Captain’s log, stardate 20220331
Longtime list member Jason Hoover wrote in with what I thought was a very clear and concise summary of last Sunday’s Ditcherville comic
I’ve been following your stuff for years, but this cartoon culled out a little nuance for me. You ask the series of ‘whys’ to get down to a metric that the buyer and seller can both agree upon.
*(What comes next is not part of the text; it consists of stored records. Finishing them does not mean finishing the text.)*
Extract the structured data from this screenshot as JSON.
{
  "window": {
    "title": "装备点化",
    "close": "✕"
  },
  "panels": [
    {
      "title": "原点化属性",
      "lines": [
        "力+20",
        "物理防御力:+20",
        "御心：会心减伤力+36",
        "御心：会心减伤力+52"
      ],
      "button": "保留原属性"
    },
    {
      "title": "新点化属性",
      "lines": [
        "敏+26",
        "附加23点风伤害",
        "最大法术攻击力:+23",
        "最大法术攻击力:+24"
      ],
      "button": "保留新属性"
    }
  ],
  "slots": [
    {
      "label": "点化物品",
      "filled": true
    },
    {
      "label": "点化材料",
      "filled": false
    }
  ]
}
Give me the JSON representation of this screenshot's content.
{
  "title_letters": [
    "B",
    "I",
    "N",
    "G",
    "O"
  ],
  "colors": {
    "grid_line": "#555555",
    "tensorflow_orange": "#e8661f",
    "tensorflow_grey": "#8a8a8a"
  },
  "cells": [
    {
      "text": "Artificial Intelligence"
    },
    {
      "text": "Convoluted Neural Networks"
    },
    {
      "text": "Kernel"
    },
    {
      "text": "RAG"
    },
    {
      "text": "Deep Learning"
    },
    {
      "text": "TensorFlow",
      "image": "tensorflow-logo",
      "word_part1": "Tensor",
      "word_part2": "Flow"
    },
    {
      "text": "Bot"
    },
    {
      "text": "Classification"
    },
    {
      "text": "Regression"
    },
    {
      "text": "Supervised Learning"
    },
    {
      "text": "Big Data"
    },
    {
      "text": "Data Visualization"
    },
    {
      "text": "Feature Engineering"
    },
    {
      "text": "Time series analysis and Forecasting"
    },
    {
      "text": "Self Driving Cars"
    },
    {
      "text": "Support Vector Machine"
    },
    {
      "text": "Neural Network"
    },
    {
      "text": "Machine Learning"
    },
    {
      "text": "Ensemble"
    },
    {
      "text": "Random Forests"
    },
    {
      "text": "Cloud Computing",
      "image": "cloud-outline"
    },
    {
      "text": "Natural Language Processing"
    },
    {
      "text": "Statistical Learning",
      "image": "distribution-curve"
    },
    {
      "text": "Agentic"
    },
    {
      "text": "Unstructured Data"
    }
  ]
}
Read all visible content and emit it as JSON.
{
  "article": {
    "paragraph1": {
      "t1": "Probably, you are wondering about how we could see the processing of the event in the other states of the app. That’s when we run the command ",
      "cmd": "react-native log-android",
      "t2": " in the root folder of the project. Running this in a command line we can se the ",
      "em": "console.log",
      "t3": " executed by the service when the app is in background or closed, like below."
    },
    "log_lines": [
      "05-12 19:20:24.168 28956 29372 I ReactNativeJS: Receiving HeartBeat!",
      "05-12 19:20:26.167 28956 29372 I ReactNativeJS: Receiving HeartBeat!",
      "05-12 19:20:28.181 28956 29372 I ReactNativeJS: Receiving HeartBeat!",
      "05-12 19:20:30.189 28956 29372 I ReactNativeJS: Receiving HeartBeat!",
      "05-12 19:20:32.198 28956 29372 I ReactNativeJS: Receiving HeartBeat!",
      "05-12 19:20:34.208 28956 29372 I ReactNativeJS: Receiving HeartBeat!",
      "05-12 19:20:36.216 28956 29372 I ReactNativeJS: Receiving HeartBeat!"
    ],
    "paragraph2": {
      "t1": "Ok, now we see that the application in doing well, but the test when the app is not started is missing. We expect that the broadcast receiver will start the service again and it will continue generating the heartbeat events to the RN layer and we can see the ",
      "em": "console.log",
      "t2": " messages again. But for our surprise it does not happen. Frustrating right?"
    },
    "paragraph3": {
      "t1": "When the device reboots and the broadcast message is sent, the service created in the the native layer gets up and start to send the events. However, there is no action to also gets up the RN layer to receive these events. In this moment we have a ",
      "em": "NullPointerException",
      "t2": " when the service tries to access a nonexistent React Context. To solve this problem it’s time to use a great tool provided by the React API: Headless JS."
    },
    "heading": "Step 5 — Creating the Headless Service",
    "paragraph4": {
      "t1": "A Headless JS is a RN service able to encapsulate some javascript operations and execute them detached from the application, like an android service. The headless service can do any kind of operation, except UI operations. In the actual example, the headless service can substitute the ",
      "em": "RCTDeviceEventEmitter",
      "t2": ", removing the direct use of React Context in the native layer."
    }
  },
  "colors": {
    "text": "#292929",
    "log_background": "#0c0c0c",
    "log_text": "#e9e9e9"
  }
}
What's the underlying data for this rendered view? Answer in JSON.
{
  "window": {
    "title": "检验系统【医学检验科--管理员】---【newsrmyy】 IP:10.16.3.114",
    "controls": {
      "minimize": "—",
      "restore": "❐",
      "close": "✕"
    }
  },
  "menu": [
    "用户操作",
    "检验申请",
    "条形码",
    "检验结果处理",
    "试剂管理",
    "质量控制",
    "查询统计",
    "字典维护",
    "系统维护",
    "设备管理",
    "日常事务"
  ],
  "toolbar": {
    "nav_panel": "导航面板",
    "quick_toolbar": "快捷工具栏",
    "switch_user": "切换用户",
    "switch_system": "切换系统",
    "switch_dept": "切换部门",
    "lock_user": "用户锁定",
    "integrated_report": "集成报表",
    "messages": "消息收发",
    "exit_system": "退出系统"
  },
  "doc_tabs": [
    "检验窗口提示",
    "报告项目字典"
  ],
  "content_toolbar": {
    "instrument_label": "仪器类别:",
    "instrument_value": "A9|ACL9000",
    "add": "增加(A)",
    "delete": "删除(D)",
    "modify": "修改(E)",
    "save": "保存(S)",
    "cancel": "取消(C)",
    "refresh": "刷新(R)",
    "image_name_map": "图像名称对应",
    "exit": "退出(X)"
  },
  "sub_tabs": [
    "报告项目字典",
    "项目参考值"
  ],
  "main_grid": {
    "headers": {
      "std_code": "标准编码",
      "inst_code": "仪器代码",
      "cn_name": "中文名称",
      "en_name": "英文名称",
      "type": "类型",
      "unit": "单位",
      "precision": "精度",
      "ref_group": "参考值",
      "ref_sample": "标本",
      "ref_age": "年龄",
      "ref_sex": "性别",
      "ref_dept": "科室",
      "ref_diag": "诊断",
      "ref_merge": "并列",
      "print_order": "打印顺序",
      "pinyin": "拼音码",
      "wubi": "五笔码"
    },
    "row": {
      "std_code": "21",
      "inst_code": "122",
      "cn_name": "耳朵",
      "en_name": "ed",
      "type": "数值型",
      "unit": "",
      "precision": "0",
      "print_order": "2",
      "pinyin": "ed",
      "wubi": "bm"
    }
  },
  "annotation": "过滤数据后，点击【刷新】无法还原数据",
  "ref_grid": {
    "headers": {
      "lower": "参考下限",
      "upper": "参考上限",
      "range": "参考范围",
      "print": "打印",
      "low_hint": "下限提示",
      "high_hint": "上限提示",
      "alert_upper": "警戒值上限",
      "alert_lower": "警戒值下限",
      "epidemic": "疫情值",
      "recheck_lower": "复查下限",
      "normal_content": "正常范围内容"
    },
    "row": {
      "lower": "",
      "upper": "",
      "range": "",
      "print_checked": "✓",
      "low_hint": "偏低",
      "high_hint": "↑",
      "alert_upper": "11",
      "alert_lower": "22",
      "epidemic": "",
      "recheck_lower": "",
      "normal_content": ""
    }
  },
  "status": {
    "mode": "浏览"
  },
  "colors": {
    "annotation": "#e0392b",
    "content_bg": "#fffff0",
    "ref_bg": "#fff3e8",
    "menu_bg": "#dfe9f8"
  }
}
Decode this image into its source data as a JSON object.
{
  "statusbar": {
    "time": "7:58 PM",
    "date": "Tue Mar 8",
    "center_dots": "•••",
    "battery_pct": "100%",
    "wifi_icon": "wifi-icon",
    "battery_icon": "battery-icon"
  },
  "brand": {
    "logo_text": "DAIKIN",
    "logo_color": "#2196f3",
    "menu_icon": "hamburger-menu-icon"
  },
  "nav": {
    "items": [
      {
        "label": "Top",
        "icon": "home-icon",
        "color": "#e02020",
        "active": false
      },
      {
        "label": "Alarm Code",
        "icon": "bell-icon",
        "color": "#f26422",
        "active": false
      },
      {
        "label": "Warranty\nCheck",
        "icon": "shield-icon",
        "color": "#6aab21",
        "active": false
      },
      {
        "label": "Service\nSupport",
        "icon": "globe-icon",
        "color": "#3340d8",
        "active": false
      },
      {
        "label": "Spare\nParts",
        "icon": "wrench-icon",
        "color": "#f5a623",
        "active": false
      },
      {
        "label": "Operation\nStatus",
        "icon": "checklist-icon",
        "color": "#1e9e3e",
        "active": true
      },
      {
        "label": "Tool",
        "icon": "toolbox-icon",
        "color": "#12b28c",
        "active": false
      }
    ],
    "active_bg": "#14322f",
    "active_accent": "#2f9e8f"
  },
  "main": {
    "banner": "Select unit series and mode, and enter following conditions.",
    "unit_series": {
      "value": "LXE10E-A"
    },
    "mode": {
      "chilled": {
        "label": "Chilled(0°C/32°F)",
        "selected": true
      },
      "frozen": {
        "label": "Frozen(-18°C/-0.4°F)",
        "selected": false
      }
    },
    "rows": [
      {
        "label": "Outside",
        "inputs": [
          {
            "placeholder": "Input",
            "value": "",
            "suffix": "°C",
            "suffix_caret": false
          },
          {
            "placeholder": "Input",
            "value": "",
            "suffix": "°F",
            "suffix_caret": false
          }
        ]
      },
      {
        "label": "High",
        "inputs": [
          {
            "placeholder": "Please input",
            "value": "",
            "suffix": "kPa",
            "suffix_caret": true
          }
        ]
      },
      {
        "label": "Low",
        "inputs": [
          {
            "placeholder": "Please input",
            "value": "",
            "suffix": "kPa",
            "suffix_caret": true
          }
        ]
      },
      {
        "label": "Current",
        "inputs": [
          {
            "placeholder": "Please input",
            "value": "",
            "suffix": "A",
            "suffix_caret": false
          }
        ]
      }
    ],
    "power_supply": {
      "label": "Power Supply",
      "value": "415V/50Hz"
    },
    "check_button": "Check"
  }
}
The consultant might be perceived as obtuse, but it’s for an altruistic reason to help the buyer frame the value of what’s going to be built.
The point in Jason’s summary that I really like is the bit about being perceived as obtuse.
When you go into a sales interview with a potential client, you might be used trying to come across as smart and impressive and convincing and trustworthy and so forth.
In other words, like you have all the answers.
The trouble with this is that it causes you to NOT want to ask many questions...
...which leads to bad assumptions about WHY the client wants to do the project in the first place...
...which leads to NOT knowing what a reasonable price for the project might be...
...or worse, being unable to satisfy the client at all because the project they asked for won’t produce the outcome that they want but never actually shared with you.
I don’t care how smart you are, you don’t have ESP!
Only the client knows what their desired outcome is!
Jumping to conclusions about what the client really wants is a recipe for low pricing, tense relationships, and failed projects.
If you don’t find out up front all the reasons why the client wants to do this project now and with you specifically, you’re decreasing the odd of success for everyone.
And that is the opposite of smart.